= Work item =
Filter the material below down to the lines with the word "label" and give those lines.

···

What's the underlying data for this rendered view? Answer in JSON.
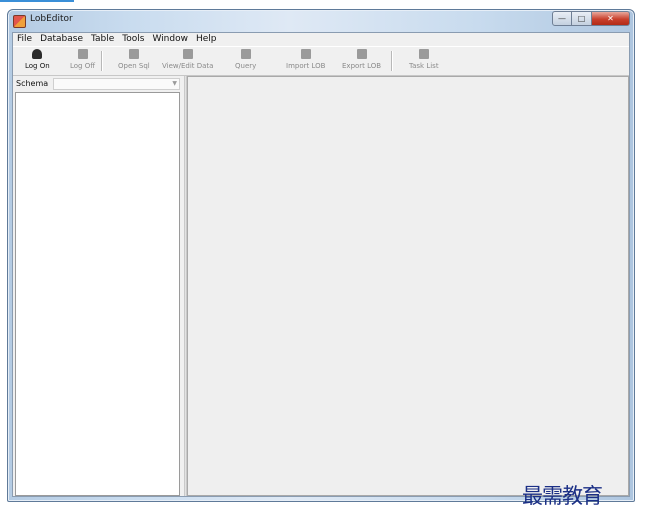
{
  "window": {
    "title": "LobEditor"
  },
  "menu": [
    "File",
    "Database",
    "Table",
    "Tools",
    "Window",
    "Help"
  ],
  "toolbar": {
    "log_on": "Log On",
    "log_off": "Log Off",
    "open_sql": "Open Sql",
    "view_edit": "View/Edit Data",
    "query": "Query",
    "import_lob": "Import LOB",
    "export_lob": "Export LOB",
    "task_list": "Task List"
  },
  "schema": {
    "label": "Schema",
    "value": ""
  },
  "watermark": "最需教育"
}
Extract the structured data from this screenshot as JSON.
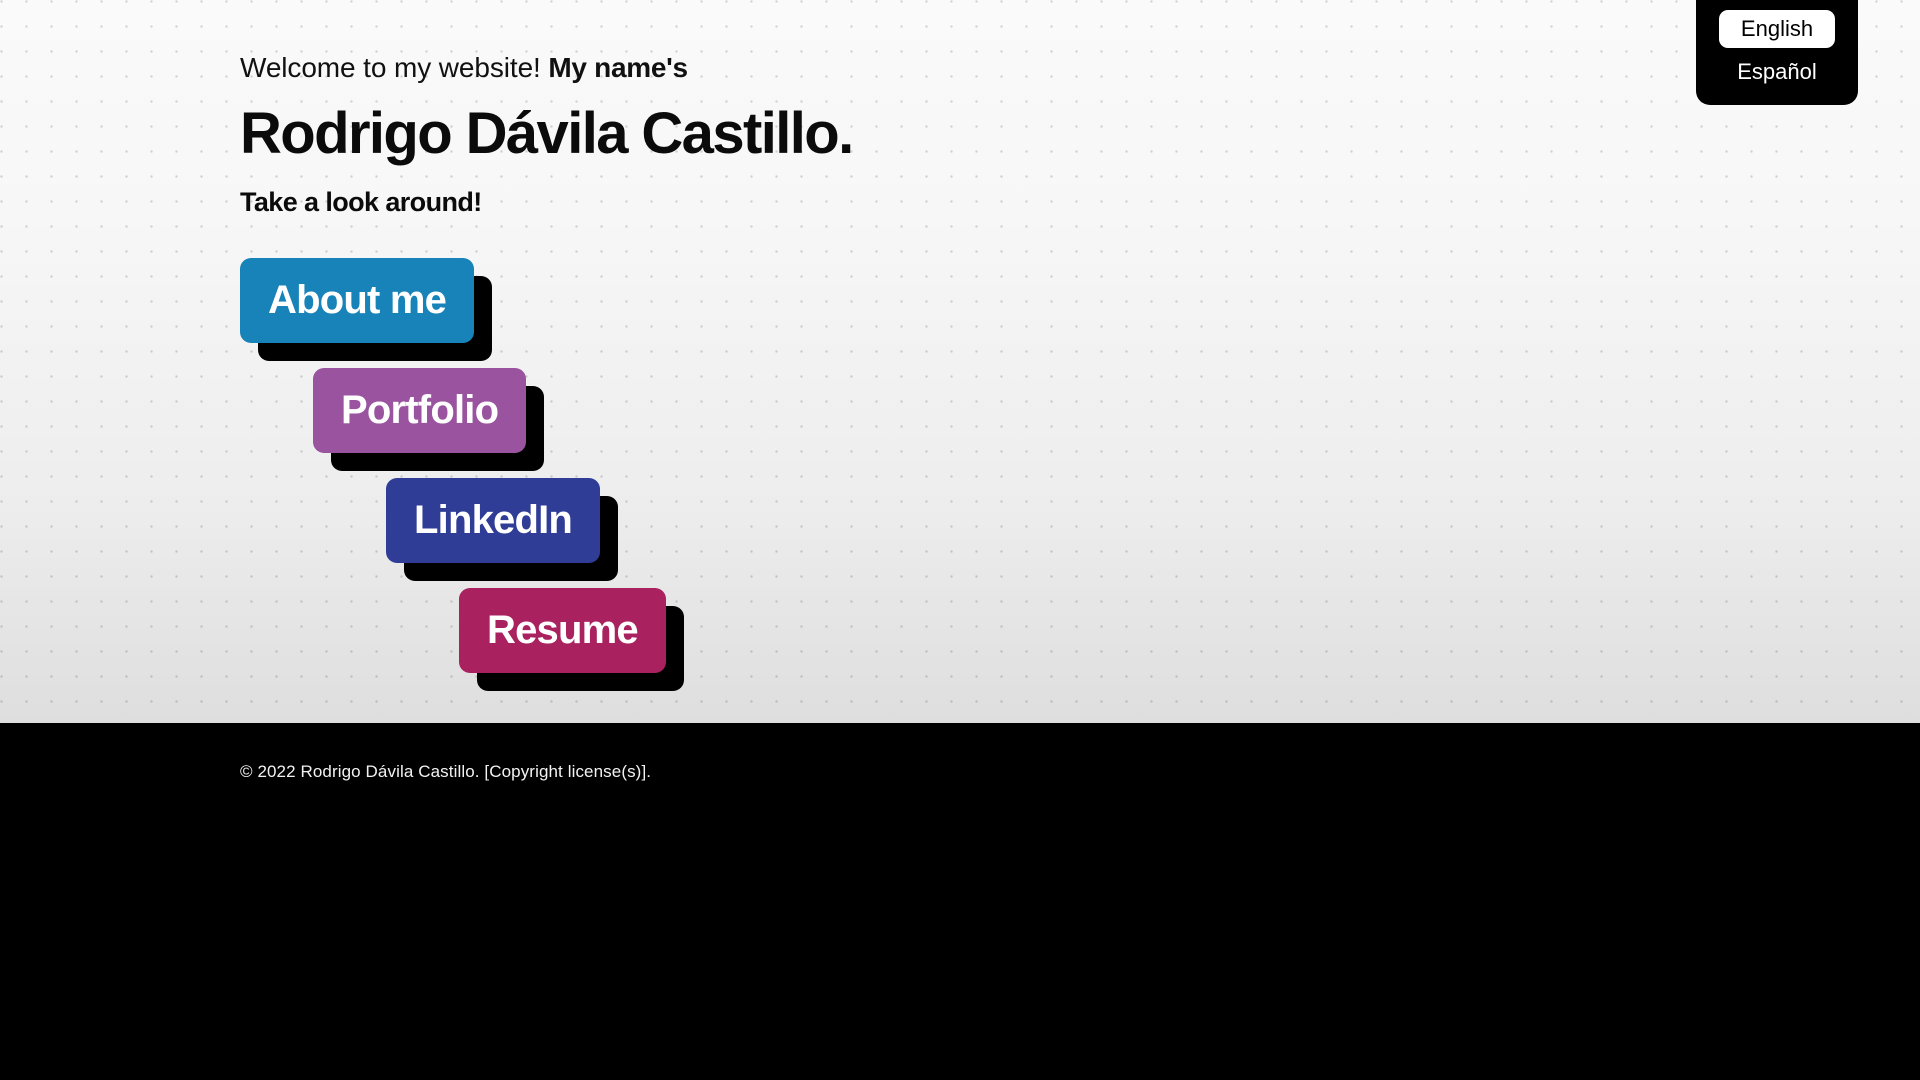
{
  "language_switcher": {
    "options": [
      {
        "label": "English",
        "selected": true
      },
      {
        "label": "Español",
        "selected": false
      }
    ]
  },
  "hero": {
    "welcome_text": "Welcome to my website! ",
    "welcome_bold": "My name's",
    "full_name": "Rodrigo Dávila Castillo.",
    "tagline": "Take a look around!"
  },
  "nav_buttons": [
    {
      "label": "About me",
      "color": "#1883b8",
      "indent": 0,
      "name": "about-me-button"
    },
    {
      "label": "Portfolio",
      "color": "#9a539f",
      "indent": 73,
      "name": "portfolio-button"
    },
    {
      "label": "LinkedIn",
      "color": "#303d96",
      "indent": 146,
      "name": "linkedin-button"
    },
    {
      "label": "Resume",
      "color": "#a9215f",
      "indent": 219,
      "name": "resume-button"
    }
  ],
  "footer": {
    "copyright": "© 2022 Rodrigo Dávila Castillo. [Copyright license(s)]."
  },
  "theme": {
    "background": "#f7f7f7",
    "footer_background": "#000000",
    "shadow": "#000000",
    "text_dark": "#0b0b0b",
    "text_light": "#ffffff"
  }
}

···

= Solution to this problem =
    "label": "Schema",
        "label": "English",
        "label": "Español",
      "label": "About me",
      "label": "Portfolio",
      "label": "LinkedIn",
      "label": "Resume",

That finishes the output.